Rathbun: Commodities confusionWritten by Gary Rathbun | | GaryRathbun@PrivateWealthConsultants.com
The past couple of weeks I have gotten several questions about investing in commodities for diversification and an inflation hedge, both at the office and on the radio. First of all, many people confuse investing in commodities with commodity futures. While these investments are related, they are very different and have different uses. Commodities are tangible assets such as gold, silver, copper, zinc, wheat, corn, gasoline and oil, among others. Futures contracts are simply speculation or hedging on the future price of these commodities.
Let’s say you think corn is going to go down in price in the future; you could agree to sell corn in November for the price of $8 a bushel. Sometime between now and the date in November you could purchase the corn at a lower price, say $6 a bushel, and fulfill your sale of corn in November. This will give you a $2 profit on corn you never owned or intended to own.
If the price of corn goes against you and between now and November corn continues to rise to say $11 a bushel, you will lose $3 a bushel and will have to write a check for the difference. On 10,000 bushels this is a $30,000 loss.
Futures contracts are highly speculative, partially because of the uncertainty of the price of a future good but also because the futures contract can be entered into with very little cash out of your pocket. So a 10,000 bushel contract of corn, worth more than $80,000 can be controlled for as little as $8,000. For $8,000, you could make $20,000 or lose $30,000, in the examples above.
With the amount of leverage available for these contracts, it is easy to see how people can get into trouble if they don’t know what they are doing. Also, it is easy to see how companies like MF Global can get into deep trouble making the market for futures contracts.
Commodity investing, while similar to above, is actually investing in the commodity itself. The most common, for most of us, is buying gold and silver. Commodities in general are fairly sensitive to the effects of inflation and therefore are a good hedge against inflation going forward.
Investing in commodities can be done by taking physical delivery or by using an exchange-traded fund (ETF) that invests in the commodity. Taking physical delivery is fairly easy if you are buying precious metals, because you can get a lot of value in a small quantity. Taking physical delivery of 10,000 bushels of corn, however, can be a little more cumbersome for most of us.
Using an ETF for some of your commodity investing can be very convenient because you don’t have to take delivery and you still get most of the advantage of the movement of the underlying asset. ETFs also allow you to hedge your hedge, if you will, by protecting the downside with limits and options.
There is always some counter-party risk, but in “normal” markets this is minimal. There is usually plenty of liquidity to provide a market for the ETF shares.
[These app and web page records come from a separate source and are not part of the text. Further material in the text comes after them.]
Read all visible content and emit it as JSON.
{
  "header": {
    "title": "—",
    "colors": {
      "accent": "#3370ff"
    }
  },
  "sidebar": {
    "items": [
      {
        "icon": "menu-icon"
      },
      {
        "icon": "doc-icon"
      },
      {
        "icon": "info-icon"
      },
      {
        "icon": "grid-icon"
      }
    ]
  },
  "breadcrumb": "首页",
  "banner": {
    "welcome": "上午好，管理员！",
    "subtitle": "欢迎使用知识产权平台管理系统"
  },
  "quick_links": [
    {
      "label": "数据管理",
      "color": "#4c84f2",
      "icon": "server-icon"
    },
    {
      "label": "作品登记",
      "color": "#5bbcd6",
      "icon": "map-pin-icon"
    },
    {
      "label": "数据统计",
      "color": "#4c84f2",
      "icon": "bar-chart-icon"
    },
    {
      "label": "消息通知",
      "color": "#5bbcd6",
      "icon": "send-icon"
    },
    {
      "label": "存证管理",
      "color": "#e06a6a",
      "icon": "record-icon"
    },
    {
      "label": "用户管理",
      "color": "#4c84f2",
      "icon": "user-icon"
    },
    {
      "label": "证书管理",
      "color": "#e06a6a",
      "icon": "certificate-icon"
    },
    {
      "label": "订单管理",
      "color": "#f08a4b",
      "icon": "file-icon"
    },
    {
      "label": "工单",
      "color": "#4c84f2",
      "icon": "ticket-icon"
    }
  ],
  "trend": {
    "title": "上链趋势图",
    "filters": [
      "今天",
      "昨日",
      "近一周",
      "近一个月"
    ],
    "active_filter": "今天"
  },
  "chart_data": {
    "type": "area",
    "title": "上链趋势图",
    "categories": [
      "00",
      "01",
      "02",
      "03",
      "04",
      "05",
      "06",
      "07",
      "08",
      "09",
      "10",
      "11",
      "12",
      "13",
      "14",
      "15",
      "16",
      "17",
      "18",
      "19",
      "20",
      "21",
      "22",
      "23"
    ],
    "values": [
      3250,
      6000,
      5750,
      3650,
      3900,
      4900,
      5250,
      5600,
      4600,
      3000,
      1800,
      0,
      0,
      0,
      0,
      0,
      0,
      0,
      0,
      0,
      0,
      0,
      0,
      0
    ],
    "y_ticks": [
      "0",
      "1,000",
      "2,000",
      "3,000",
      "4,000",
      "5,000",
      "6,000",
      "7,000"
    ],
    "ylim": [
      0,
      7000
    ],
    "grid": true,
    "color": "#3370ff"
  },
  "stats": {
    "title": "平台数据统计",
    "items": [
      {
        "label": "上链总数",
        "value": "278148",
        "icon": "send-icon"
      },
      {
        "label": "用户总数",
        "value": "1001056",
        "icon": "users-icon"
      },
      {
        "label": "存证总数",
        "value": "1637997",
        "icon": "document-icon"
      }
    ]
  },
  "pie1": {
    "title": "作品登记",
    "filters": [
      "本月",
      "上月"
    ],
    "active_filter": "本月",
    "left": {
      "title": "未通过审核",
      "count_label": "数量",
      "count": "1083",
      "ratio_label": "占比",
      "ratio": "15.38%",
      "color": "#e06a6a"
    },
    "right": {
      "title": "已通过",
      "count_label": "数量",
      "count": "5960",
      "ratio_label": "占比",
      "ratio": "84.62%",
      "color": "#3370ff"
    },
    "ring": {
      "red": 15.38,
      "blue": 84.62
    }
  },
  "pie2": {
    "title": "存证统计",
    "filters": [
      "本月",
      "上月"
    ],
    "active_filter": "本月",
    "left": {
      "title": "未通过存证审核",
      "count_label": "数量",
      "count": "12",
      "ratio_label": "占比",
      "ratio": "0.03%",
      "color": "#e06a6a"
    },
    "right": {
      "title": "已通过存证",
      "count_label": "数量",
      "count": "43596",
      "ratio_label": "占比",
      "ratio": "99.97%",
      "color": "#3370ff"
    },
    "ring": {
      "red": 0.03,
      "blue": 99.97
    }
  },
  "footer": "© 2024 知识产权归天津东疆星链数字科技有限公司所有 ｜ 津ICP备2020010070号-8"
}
I am not a big fan of mutual funds for any investing, but you can also invest in commodities using mutual funds if you like. Generally, using a mutual fund will pretty much eliminate the counter-party risk since mutual funds are required to redeem their shares for their investors on demand.
In conclusion, commodities should be a part of a portfolio in one form or another if your risk tolerance allows. Whether you use futures contracts, ETFs, mutual funds or take physical delivery, commodities can provide an inflation hedge and additional diversification to your investments.
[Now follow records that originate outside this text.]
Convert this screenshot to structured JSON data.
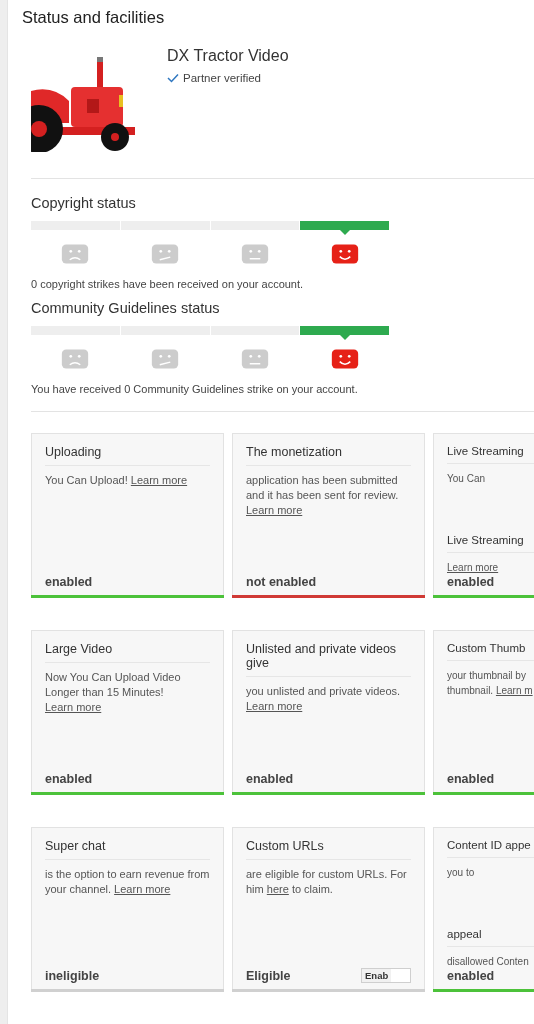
{
  "title": "Status and facilities",
  "channel": {
    "name": "DX Tractor Video",
    "badge": "Partner verified"
  },
  "meters": [
    {
      "heading": "Copyright status",
      "note": "0 copyright strikes have been received on your account.",
      "segments": [
        {
          "selected": false
        },
        {
          "selected": false
        },
        {
          "selected": false
        },
        {
          "selected": true
        }
      ]
    },
    {
      "heading": "Community Guidelines status",
      "note": "You have received 0 Community Guidelines strike on your account.",
      "segments": [
        {
          "selected": false
        },
        {
          "selected": false
        },
        {
          "selected": false
        },
        {
          "selected": true
        }
      ]
    }
  ],
  "cards": [
    {
      "sections": [
        {
          "title": "Uploading",
          "parts": [
            {
              "kind": "text",
              "text": "You Can Upload!"
            },
            {
              "kind": "link",
              "text": "Learn more"
            }
          ]
        }
      ],
      "status": "enabled",
      "color": "#4cc23a"
    },
    {
      "sections": [
        {
          "title": "The monetization",
          "parts": [
            {
              "kind": "text",
              "text": "application has been submitted and it has been sent for review."
            },
            {
              "kind": "link",
              "text": "Learn more"
            }
          ]
        }
      ],
      "status": "not enabled",
      "color": "#d03a35"
    },
    {
      "sections": [
        {
          "title": "Live Streaming",
          "parts": [
            {
              "kind": "text",
              "text": "You Can"
            }
          ]
        },
        {
          "title": "Live Streaming",
          "parts": [
            {
              "kind": "link",
              "text": "Learn more"
            }
          ]
        }
      ],
      "status": "enabled",
      "color": "#4cc23a"
    },
    {
      "sections": [
        {
          "title": "Large Video",
          "parts": [
            {
              "kind": "text",
              "text": "Now You Can Upload Video Longer than 15 Minutes!"
            },
            {
              "kind": "link",
              "text": "Learn more"
            }
          ]
        }
      ],
      "status": "enabled",
      "color": "#4cc23a"
    },
    {
      "sections": [
        {
          "title": "Unlisted and private videos give",
          "parts": [
            {
              "kind": "text",
              "text": "you unlisted and private videos."
            },
            {
              "kind": "link",
              "text": "Learn more"
            }
          ]
        }
      ],
      "status": "enabled",
      "color": "#4cc23a"
    },
    {
      "sections": [
        {
          "title": "Custom Thumb",
          "parts": [
            {
              "kind": "text",
              "text": "your thumbnail by"
            },
            {
              "kind": "break"
            },
            {
              "kind": "text",
              "text": "thumbnail."
            },
            {
              "kind": "link",
              "text": "Learn m"
            }
          ]
        }
      ],
      "status": "enabled",
      "color": "#4cc23a"
    },
    {
      "sections": [
        {
          "title": "Super chat",
          "parts": [
            {
              "kind": "text",
              "text": "is the option to earn revenue from your channel."
            },
            {
              "kind": "link",
              "text": "Learn more"
            }
          ]
        }
      ],
      "status": "ineligible",
      "color": "#d0d0d0"
    },
    {
      "sections": [
        {
          "title": "Custom URLs",
          "parts": [
            {
              "kind": "text",
              "text": "are eligible for custom URLs. For him"
            },
            {
              "kind": "link",
              "text": "here"
            },
            {
              "kind": "text",
              "text": "to claim."
            }
          ]
        }
      ],
      "status": "Eligible",
      "color": "#d0d0d0",
      "toggle": {
        "label": "Enab",
        "on": false
      }
    },
    {
      "sections": [
        {
          "title": "Content ID appe",
          "parts": [
            {
              "kind": "text",
              "text": "you to"
            }
          ]
        },
        {
          "title": "appeal",
          "parts": [
            {
              "kind": "text",
              "text": "disallowed Conten"
            }
          ]
        }
      ],
      "status": "enabled",
      "color": "#4cc23a"
    }
  ]
}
Gary L. Rathbun is the president and CEO of Private Wealth Consultants, LTD. He can be heard every day on 1370 WSPD at 4:06 p.m. on “After the Bell with Brian Wilson and the Afternoon Drive” and every Wednesday and Thursday evening at 6 throughout Northern Ohio on “Eye on Your Money.” He can be reached at (419) 842-0334 or email him at firstname.lastname@example.org.